It’s arguably strategic on Meta’s part: make the feature seem useful and fun, so that users will willingly keep it turned on. Then, since they’ve offered users the choice and also made it clear that the data may be used for ads, Meta can claim that users gave informed consent to have ads targeted to them “across Meta technologies” based on their clicked links within the Facebook app.
But opting out of Link History could give users a false sense of privacy. The setting doesn’t apply when you access Facebook on desktop or when you click on links in Messenger. And it’s not as though Facebook is suddenly going to stop its invasive tracking of everything you do after you click a link and browse various webpages.
Plus, Facebook doesn’t mention whether the feature will apply to any of Meta’s other apps, like Instagram and WhatsApp – and the company already links your activity between its apps to build your advertising profile.
The new Link History feature seems to offer Facebook users more control over the way their data is used, but unfortunately, it’s opt-out instead of opt-in, it’s tough to interpret what it really means, the settings aren’t easy to find, and there are other “off-Facebook activity” data collection settings in separate locations. In other words, it’s very possible (even likely) that not much has actually changed.

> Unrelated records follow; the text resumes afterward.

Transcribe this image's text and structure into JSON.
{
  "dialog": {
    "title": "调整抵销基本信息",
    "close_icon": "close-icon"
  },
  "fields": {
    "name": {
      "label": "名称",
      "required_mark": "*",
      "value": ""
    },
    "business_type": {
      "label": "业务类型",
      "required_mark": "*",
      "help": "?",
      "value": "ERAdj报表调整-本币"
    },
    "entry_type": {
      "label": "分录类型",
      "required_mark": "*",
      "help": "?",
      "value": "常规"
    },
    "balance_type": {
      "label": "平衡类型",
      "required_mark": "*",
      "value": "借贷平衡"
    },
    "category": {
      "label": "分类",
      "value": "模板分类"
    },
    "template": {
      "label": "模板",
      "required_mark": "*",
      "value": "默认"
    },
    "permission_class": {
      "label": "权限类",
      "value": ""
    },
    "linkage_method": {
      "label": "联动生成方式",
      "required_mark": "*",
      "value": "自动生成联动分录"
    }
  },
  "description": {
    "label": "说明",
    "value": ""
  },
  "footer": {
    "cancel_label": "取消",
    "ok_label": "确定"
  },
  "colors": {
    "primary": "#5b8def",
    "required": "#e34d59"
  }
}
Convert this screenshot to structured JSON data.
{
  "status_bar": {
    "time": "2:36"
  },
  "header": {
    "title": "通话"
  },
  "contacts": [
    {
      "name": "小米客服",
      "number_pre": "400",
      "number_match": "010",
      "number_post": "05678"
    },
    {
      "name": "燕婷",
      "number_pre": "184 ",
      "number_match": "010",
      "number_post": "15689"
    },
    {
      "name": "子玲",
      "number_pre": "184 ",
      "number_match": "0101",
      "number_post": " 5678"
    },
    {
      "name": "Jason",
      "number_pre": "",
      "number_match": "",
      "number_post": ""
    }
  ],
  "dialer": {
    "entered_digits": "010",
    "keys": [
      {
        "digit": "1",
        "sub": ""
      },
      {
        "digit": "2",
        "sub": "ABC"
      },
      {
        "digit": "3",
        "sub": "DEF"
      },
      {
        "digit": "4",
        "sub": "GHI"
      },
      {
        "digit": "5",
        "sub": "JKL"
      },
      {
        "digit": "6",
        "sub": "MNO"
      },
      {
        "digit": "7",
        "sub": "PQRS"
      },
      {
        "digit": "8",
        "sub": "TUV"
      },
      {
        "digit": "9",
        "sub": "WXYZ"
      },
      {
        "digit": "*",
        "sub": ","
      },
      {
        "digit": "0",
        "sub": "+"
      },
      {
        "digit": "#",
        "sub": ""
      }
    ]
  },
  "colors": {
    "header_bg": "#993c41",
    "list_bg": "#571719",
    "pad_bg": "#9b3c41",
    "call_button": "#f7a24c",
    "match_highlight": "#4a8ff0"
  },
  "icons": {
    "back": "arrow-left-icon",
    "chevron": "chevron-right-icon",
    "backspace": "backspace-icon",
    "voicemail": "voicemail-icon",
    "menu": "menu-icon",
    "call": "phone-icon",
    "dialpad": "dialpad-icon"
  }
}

How to Turn Off Link History
Many users may already have Link History turned on without being aware of it. Because it’s an opt-out feature, it’s easy to miss. Here’s how to disable it:
- Click on any link in the Facebook app to launch Facebook’s mobile browser.
- Tap the three dots at the top right (Android) or bottom right corner (iOS) and then select “Go to settings.”
- Turn off Link History by toggling the switch next to “Allow link history” and confirm your selection by tapping “Don’t allow.”
You can also disable Link History without having to visit an in-app link first, but it’s harder to do. You’ll have to click on the hamburger menu at the top or bottom right corner, scroll down and tap on “Settings & privacy” to open the dropdown menu, select “Settings,” scroll down to the Preferences section, tap on “Browser,” and then toggle the Link History switch on or off as desired.
Once Link History has been disabled, your archive of clicked links will immediately be cleared and you’ll no longer be able to view any of the links you’ve visited. It could take Meta up to 90 days to complete the deletion process on the back end, however.
The tech industry may have to grapple with much stricter data harvesting and privacy laws in the future. European Union regulators, for instance, say that companies need to start getting real consent – not just “agree-or-don’t-use-our-platform” strong-armed permission – to track users online and gather their personal data for targeted advertising.
So for the privacy-conscious consumer, perhaps one of these days it won’t matter if Facebook Link History is enabled because the protections around data privacy will have caught up with companies’ practices. But in the meantime, it’s good to be aware of what the Link History feature does and doesn’t do.
And hey, if you just want to be able to go back and easily find the link to that chocolate chip cookie recipe you clicked on last week, that’s up to you.